However, this model can be expensive for enterprises and the benefits of NFV -- such as the ability to swap licensing from one vendor to another and add or remove functions without dispatching field engineers -- are are a lower priority in the near term for enterprises and require a heavy commitment, says Washburn.
"A lot of enterprises would turn around and say, 'well, I don't have plans to change my infrastructure in the next three years. It's a theoretical benefit but I don't need to swap out my router every three months,'" he explains. "Moving to the cloud and virtualizing has typically meant lower costs, at least up front, but NFV isn't less expensive and in some cases is more expensive. It just hasn't been a high-priority issue for a lot of enterprises."

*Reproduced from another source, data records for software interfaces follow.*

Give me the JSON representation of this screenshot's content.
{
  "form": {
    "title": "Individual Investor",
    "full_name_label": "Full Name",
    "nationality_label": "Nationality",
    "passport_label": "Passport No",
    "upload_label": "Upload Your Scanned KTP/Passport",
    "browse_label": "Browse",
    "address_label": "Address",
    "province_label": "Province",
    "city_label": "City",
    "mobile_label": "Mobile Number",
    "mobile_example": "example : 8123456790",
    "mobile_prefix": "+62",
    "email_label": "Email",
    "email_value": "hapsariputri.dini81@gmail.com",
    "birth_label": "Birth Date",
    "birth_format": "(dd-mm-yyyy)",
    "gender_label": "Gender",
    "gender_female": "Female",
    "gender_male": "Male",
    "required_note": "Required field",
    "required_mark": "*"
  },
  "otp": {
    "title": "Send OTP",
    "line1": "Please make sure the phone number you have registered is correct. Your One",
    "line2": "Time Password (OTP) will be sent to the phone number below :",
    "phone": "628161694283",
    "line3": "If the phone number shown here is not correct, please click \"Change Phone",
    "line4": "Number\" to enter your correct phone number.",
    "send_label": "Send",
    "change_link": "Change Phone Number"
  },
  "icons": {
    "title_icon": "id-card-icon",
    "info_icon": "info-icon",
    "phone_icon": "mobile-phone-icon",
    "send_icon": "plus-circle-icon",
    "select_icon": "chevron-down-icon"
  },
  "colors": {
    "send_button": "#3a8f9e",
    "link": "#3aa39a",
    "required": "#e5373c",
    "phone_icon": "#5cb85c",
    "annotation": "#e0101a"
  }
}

Enterprises are interested and know the transition to NFV is important in the long run, but they're moving forward slowly, "implementing here and there like in the data center, but they're not ready to go big and replace existing routers," adds Washburn.
The economic issue is one major concern for enterprises, adds Perrin, but there are also issues with openness and standardization since multiple vendor's VNFs reside on one box.
"You're buying a box that does multiple things but if you haven't deployed those multiple things on day one and you're not quite sure what you're going to do, it's cheaper to buy the single-function box," says Perrin. "It's tough for a vendor or service provider to go to their customer and argue to pay more today for potential tomorrow."
While hurdles remain for the success of the uCPE model for delivering SD-WAN, it is a more compelling deployment model for telecom operators offering SD-WAN as a managed service, explains Perrin. This model makes it simpler for telcos and cable companies to deliver new managed services to customers.
Washburn echoes Perrin's assessment: The "great majority of SD-WAN today, even when it's software, is run on bare metal. So they're taking an x-86 box and routing the application up, it's taking direct control of processes in the box and behaves like a piece of hardware. Most customers are ordering SD-WAN in that traditional way."
Enterprises are still grappling with the best approach to SD-WAN, and there's still a learning curve, says Washburn. Maybe an enterprise picks an SD-WAN platform, but it ultimately doesn't meet their requirements, or they've started on a proof of concept with a service provider but "don't know what step two looks like" and aren't sure how to move forward.
"The challenge with SD-WAN comes down to enterprises trying to figure out how to approach the SD-WAN environment … some vendors say 'it's zero-touch provisioning, this practically manages itself, the centralized controller makes it easy to administer,' and don't fully reflect that SD-WAN has a different set of challenges and it's still quite a complicated technology."
- SD-WAN Update: 5G Impact Still to Come, as the Market Consolidates
- MEF Debuts Final Draft SD-WAN Service Standard
— Kelsey Kusterer Ziser, Senior Editor, Light Reading